Now comes another glaring sign that the young administration is ill-prepared for the duties of governing: The astonishing number of high-level positions that President Trump still has yet to fill.
The Partnership for Public Service identified 553 key positions in the federal government that require Senate confirmation: cabinet secretaries, assistant secretaries, administrators, ambassadors, chief counsels, directors, and so on. As of March 28, Trump had named 61 people to these positions, 21 of whom had been confirmed by the Senate. That figure doesn’t reflect well on the Senate, but it still leaves an astonishing 492 key government positions awaiting a nominee. In the meantime, all of those jobs are being done by holdover appointees of the previous administration or acting officials from the civil service.

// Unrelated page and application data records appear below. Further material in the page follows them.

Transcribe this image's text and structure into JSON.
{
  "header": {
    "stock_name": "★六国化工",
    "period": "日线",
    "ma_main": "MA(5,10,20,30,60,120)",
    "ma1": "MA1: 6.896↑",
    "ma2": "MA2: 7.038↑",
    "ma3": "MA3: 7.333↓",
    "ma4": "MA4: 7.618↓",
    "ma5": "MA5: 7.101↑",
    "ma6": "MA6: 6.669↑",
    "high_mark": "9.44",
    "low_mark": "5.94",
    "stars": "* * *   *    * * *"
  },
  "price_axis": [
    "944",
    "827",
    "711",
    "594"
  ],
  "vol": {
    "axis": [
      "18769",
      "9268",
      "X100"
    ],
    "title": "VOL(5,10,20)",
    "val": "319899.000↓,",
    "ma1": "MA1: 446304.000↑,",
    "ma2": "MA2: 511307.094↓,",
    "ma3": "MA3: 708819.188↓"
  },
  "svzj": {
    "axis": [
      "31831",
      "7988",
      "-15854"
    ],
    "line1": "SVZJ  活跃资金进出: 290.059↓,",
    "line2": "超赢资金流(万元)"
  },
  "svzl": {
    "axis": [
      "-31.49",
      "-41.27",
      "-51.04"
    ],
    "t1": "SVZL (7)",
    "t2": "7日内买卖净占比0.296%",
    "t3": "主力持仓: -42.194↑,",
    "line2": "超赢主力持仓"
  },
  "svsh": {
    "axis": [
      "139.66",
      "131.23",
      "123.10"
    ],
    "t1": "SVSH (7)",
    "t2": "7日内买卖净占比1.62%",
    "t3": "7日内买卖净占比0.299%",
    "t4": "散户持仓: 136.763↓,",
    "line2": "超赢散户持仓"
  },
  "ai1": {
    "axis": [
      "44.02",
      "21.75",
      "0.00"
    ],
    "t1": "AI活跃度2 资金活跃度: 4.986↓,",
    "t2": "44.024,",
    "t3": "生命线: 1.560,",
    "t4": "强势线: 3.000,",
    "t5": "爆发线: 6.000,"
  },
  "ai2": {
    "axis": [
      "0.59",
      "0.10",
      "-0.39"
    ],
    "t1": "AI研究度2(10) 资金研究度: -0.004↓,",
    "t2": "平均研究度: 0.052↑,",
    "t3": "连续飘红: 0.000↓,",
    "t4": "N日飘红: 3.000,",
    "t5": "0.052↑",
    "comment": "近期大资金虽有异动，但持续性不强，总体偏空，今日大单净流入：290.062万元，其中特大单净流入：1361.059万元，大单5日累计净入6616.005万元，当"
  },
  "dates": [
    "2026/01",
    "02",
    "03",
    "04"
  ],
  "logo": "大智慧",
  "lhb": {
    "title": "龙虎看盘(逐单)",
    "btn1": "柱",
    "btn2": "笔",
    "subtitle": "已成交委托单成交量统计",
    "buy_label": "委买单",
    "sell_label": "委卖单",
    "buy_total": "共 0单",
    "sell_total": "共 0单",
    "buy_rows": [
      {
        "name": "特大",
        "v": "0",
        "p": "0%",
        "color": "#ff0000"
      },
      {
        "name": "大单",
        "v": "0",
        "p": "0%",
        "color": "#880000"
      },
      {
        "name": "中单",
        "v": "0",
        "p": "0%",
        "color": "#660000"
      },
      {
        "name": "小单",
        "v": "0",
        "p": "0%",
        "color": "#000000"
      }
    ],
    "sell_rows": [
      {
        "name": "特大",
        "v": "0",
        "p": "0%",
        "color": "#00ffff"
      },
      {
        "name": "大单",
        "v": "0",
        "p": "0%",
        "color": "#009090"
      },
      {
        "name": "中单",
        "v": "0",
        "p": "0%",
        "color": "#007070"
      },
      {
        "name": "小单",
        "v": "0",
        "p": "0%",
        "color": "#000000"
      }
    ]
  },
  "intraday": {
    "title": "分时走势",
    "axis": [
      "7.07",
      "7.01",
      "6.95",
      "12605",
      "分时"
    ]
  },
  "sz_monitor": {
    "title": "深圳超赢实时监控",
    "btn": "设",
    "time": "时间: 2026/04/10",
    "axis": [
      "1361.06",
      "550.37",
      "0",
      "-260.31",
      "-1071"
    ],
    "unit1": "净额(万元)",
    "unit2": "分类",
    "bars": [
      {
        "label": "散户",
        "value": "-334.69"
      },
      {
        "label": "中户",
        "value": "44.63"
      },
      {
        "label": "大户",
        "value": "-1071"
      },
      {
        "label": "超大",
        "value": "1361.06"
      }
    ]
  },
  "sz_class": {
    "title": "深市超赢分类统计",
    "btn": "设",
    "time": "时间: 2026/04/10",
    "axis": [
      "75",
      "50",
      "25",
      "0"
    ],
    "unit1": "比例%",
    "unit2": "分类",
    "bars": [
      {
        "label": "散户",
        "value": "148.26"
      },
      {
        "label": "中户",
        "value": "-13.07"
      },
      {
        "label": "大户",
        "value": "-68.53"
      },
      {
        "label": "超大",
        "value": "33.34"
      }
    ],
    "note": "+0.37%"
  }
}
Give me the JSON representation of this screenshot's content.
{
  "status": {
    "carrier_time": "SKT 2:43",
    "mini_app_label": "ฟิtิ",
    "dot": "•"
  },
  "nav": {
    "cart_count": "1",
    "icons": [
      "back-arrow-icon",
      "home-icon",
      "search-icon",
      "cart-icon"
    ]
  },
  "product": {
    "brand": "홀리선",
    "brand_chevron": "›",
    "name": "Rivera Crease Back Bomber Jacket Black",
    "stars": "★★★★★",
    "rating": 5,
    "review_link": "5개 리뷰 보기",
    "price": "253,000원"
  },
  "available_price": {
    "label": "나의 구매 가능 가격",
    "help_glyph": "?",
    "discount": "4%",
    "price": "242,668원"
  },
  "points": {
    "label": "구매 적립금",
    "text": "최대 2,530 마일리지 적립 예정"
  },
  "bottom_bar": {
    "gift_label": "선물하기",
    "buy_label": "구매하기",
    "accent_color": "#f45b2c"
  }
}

You might think that by late March, an administration that considers immigration enforcement such a priority would have named its own director of U.S. Citizenship and Immigration Services, or its own commissioner of U.S. Customs and Border Protection, or its own assistant secretary for Immigration and Customs Enforcement at the Department of Homeland Security, or its own assistant secretary for population, refugees and migration at the State Department, or a new director of the State Department Office to Monitor and Combat Trafficking, or a special counsel for immigration-related unfair employment practices at the DOJ.
Trump hasn’t named nominees for any of those slots.